-- Data supplied follows --

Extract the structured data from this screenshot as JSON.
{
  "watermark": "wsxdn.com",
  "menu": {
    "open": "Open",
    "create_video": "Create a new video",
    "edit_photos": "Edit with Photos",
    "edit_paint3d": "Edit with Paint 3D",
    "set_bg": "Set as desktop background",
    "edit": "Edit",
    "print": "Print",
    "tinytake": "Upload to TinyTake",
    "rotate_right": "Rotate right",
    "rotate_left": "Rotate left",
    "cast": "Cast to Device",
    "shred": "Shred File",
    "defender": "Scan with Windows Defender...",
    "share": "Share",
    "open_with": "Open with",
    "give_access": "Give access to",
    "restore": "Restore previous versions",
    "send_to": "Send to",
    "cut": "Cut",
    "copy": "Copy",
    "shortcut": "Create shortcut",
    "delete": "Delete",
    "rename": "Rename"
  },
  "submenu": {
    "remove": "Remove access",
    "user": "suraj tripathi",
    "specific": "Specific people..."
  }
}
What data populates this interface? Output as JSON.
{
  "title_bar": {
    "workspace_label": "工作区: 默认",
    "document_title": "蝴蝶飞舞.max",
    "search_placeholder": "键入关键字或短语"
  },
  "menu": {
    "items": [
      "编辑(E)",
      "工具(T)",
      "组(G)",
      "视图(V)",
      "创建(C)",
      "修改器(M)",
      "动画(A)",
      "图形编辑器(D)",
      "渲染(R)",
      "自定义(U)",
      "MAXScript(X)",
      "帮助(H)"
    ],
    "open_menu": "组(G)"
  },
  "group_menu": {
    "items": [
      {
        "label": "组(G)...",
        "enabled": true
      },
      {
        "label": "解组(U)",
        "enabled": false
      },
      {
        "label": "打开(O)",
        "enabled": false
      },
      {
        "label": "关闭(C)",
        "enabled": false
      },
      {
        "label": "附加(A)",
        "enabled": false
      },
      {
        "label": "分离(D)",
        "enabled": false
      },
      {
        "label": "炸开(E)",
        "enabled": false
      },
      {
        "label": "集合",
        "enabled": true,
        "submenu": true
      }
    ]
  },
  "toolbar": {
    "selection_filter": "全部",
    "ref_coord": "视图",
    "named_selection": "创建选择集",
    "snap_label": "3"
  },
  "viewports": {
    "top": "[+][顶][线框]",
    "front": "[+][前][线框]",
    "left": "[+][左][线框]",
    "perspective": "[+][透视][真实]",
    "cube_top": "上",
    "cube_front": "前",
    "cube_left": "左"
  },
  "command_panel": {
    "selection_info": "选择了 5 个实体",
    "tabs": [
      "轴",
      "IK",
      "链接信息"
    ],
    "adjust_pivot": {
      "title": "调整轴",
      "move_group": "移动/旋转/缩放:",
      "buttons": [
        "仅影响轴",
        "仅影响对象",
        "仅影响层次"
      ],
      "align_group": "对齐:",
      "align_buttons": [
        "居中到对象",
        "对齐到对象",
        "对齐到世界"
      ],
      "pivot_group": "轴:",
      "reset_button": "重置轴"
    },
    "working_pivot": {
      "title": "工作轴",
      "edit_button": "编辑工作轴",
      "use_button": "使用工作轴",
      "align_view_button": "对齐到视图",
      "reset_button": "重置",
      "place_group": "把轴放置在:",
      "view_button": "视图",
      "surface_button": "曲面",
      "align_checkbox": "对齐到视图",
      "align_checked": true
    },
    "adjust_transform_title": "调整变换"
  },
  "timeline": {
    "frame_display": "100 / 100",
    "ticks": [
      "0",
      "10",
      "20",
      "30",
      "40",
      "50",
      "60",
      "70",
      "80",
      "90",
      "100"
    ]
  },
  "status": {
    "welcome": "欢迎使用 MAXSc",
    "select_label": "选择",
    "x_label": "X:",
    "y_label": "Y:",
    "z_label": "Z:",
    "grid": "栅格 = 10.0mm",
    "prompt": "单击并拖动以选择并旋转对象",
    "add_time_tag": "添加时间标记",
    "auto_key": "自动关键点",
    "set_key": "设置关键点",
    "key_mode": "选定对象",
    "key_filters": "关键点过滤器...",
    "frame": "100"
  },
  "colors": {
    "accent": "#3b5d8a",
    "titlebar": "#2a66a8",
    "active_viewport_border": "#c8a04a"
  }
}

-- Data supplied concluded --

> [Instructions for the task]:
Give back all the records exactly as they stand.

> [Answer area]:
Extract the structured data from this screenshot as JSON.
{
  "watermark": "wsxdn.com",
  "menu": {
    "open": "Open",
    "create_video": "Create a new video",
    "edit_photos": "Edit with Photos",
    "edit_paint3d": "Edit with Paint 3D",
    "set_bg": "Set as desktop background",
    "edit": "Edit",
    "print": "Print",
    "tinytake": "Upload to TinyTake",
    "rotate_right": "Rotate right",
    "rotate_left": "Rotate left",
    "cast": "Cast to Device",
    "shred": "Shred File",
    "defender": "Scan with Windows Defender...",
    "share": "Share",
    "open_with": "Open with",
    "give_access": "Give access to",
    "restore": "Restore previous versions",
    "send_to": "Send to",
    "cut": "Cut",
    "copy": "Copy",
    "shortcut": "Create shortcut",
    "delete": "Delete",
    "rename": "Rename"
  },
  "submenu": {
    "remove": "Remove access",
    "user": "suraj tripathi",
    "specific": "Specific people..."
  }
}
What data populates this interface? Output as JSON.
{
  "title_bar": {
    "workspace_label": "工作区: 默认",
    "document_title": "蝴蝶飞舞.max",
    "search_placeholder": "键入关键字或短语"
  },
  "menu": {
    "items": [
      "编辑(E)",
      "工具(T)",
      "组(G)",
      "视图(V)",
      "创建(C)",
      "修改器(M)",
      "动画(A)",
      "图形编辑器(D)",
      "渲染(R)",
      "自定义(U)",
      "MAXScript(X)",
      "帮助(H)"
    ],
    "open_menu": "组(G)"
  },
  "group_menu": {
    "items": [
      {
        "label": "组(G)...",
        "enabled": true
      },
      {
        "label": "解组(U)",
        "enabled": false
      },
      {
        "label": "打开(O)",
        "enabled": false
      },
      {
        "label": "关闭(C)",
        "enabled": false
      },
      {
        "label": "附加(A)",
        "enabled": false
      },
      {
        "label": "分离(D)",
        "enabled": false
      },
      {
        "label": "炸开(E)",
        "enabled": false
      },
      {
        "label": "集合",
        "enabled": true,
        "submenu": true
      }
    ]
  },
  "toolbar": {
    "selection_filter": "全部",
    "ref_coord": "视图",
    "named_selection": "创建选择集",
    "snap_label": "3"
  },
  "viewports": {
    "top": "[+][顶][线框]",
    "front": "[+][前][线框]",
    "left": "[+][左][线框]",
    "perspective": "[+][透视][真实]",
    "cube_top": "上",
    "cube_front": "前",
    "cube_left": "左"
  },
  "command_panel": {
    "selection_info": "选择了 5 个实体",
    "tabs": [
      "轴",
      "IK",
      "链接信息"
    ],
    "adjust_pivot": {
      "title": "调整轴",
      "move_group": "移动/旋转/缩放:",
      "buttons": [
        "仅影响轴",
        "仅影响对象",
        "仅影响层次"
      ],
      "align_group": "对齐:",
      "align_buttons": [
        "居中到对象",
        "对齐到对象",
        "对齐到世界"
      ],
      "pivot_group": "轴:",
      "reset_button": "重置轴"
    },
    "working_pivot": {
      "title": "工作轴",
      "edit_button": "编辑工作轴",
      "use_button": "使用工作轴",
      "align_view_button": "对齐到视图",
      "reset_button": "重置",
      "place_group": "把轴放置在:",
      "view_button": "视图",
      "surface_button": "曲面",
      "align_checkbox": "对齐到视图",
      "align_checked": true
    },
    "adjust_transform_title": "调整变换"
  },
  "timeline": {
    "frame_display": "100 / 100",
    "ticks": [
      "0",
      "10",
      "20",
      "30",
      "40",
      "50",
      "60",
      "70",
      "80",
      "90",
      "100"
    ]
  },
  "status": {
    "welcome": "欢迎使用 MAXSc",
    "select_label": "选择",
    "x_label": "X:",
    "y_label": "Y:",
    "z_label": "Z:",
    "grid": "栅格 = 10.0mm",
    "prompt": "单击并拖动以选择并旋转对象",
    "add_time_tag": "添加时间标记",
    "auto_key": "自动关键点",
    "set_key": "设置关键点",
    "key_mode": "选定对象",
    "key_filters": "关键点过滤器...",
    "frame": "100"
  },
  "colors": {
    "accent": "#3b5d8a",
    "titlebar": "#2a66a8",
    "active_viewport_border": "#c8a04a"
  }
}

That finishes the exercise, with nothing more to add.